Task goal:
Restate all of the data precisely, omitting nothing.
--- START ---
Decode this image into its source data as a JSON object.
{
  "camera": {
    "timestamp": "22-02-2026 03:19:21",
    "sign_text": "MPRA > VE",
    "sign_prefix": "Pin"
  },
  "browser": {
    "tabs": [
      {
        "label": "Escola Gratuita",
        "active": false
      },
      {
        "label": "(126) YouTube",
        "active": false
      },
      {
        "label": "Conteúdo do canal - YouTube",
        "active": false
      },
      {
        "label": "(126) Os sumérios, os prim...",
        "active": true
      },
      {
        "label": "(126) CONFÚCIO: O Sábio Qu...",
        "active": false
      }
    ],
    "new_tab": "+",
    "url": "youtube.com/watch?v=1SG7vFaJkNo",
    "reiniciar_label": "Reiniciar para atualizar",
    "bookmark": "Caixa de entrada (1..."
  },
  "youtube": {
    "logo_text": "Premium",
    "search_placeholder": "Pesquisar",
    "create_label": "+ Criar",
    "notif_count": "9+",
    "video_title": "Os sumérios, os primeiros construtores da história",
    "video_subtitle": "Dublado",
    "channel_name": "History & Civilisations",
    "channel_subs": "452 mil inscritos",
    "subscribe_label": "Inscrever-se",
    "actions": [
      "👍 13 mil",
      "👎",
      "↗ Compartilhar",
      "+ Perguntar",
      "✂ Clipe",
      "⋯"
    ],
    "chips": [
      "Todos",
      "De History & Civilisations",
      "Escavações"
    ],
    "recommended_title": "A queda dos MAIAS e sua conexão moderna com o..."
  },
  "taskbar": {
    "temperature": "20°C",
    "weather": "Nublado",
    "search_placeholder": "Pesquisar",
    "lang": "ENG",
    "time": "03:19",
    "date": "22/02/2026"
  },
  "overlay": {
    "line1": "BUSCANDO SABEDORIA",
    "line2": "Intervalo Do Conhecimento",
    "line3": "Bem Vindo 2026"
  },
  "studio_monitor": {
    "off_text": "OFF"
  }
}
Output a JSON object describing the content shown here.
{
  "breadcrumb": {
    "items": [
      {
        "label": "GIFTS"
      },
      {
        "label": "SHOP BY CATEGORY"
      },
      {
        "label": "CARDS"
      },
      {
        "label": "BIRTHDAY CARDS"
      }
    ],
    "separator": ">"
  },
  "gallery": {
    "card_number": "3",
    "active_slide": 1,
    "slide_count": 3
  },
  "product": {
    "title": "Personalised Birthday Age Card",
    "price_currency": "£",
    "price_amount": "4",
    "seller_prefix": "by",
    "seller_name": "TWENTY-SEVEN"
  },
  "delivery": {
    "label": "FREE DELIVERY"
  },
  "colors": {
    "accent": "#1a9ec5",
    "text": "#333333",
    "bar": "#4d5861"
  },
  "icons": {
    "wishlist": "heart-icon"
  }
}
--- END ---
Result:
Decode this image into its source data as a JSON object.
{
  "camera": {
    "timestamp": "22-02-2026 03:19:21",
    "sign_text": "MPRA > VE",
    "sign_prefix": "Pin"
  },
  "browser": {
    "tabs": [
      {
        "label": "Escola Gratuita",
        "active": false
      },
      {
        "label": "(126) YouTube",
        "active": false
      },
      {
        "label": "Conteúdo do canal - YouTube",
        "active": false
      },
      {
        "label": "(126) Os sumérios, os prim...",
        "active": true
      },
      {
        "label": "(126) CONFÚCIO: O Sábio Qu...",
        "active": false
      }
    ],
    "new_tab": "+",
    "url": "youtube.com/watch?v=1SG7vFaJkNo",
    "reiniciar_label": "Reiniciar para atualizar",
    "bookmark": "Caixa de entrada (1..."
  },
  "youtube": {
    "logo_text": "Premium",
    "search_placeholder": "Pesquisar",
    "create_label": "+ Criar",
    "notif_count": "9+",
    "video_title": "Os sumérios, os primeiros construtores da história",
    "video_subtitle": "Dublado",
    "channel_name": "History & Civilisations",
    "channel_subs": "452 mil inscritos",
    "subscribe_label": "Inscrever-se",
    "actions": [
      "👍 13 mil",
      "👎",
      "↗ Compartilhar",
      "+ Perguntar",
      "✂ Clipe",
      "⋯"
    ],
    "chips": [
      "Todos",
      "De History & Civilisations",
      "Escavações"
    ],
    "recommended_title": "A queda dos MAIAS e sua conexão moderna com o..."
  },
  "taskbar": {
    "temperature": "20°C",
    "weather": "Nublado",
    "search_placeholder": "Pesquisar",
    "lang": "ENG",
    "time": "03:19",
    "date": "22/02/2026"
  },
  "overlay": {
    "line1": "BUSCANDO SABEDORIA",
    "line2": "Intervalo Do Conhecimento",
    "line3": "Bem Vindo 2026"
  },
  "studio_monitor": {
    "off_text": "OFF"
  }
}
Output a JSON object describing the content shown here.
{
  "breadcrumb": {
    "items": [
      {
        "label": "GIFTS"
      },
      {
        "label": "SHOP BY CATEGORY"
      },
      {
        "label": "CARDS"
      },
      {
        "label": "BIRTHDAY CARDS"
      }
    ],
    "separator": ">"
  },
  "gallery": {
    "card_number": "3",
    "active_slide": 1,
    "slide_count": 3
  },
  "product": {
    "title": "Personalised Birthday Age Card",
    "price_currency": "£",
    "price_amount": "4",
    "seller_prefix": "by",
    "seller_name": "TWENTY-SEVEN"
  },
  "delivery": {
    "label": "FREE DELIVERY"
  },
  "colors": {
    "accent": "#1a9ec5",
    "text": "#333333",
    "bar": "#4d5861"
  },
  "icons": {
    "wishlist": "heart-icon"
  }
}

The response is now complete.